Given data START
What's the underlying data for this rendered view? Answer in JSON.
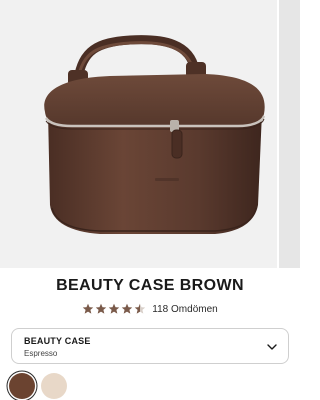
{
  "product": {
    "title": "BEAUTY CASE BROWN",
    "rating_value": 4.5,
    "rating_max": 5,
    "reviews_text": "118 Omdömen",
    "image_icon": "toiletry-bag-image"
  },
  "variant": {
    "name": "BEAUTY CASE",
    "color": "Espresso",
    "chevron_icon": "chevron-down-icon"
  },
  "swatches": [
    {
      "name": "Espresso",
      "color": "#6b4330",
      "selected": true
    },
    {
      "name": "Beige",
      "color": "#e8d8c8",
      "selected": false
    }
  ],
  "colors": {
    "star": "#7a5a4a",
    "bag": "#5a3a2e"
  }
}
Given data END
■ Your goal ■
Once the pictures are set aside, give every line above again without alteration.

■ Solution ■
What's the underlying data for this rendered view? Answer in JSON.
{
  "product": {
    "title": "BEAUTY CASE BROWN",
    "rating_value": 4.5,
    "rating_max": 5,
    "reviews_text": "118 Omdömen",
    "image_icon": "toiletry-bag-image"
  },
  "variant": {
    "name": "BEAUTY CASE",
    "color": "Espresso",
    "chevron_icon": "chevron-down-icon"
  },
  "swatches": [
    {
      "name": "Espresso",
      "color": "#6b4330",
      "selected": true
    },
    {
      "name": "Beige",
      "color": "#e8d8c8",
      "selected": false
    }
  ],
  "colors": {
    "star": "#7a5a4a",
    "bag": "#5a3a2e"
  }
}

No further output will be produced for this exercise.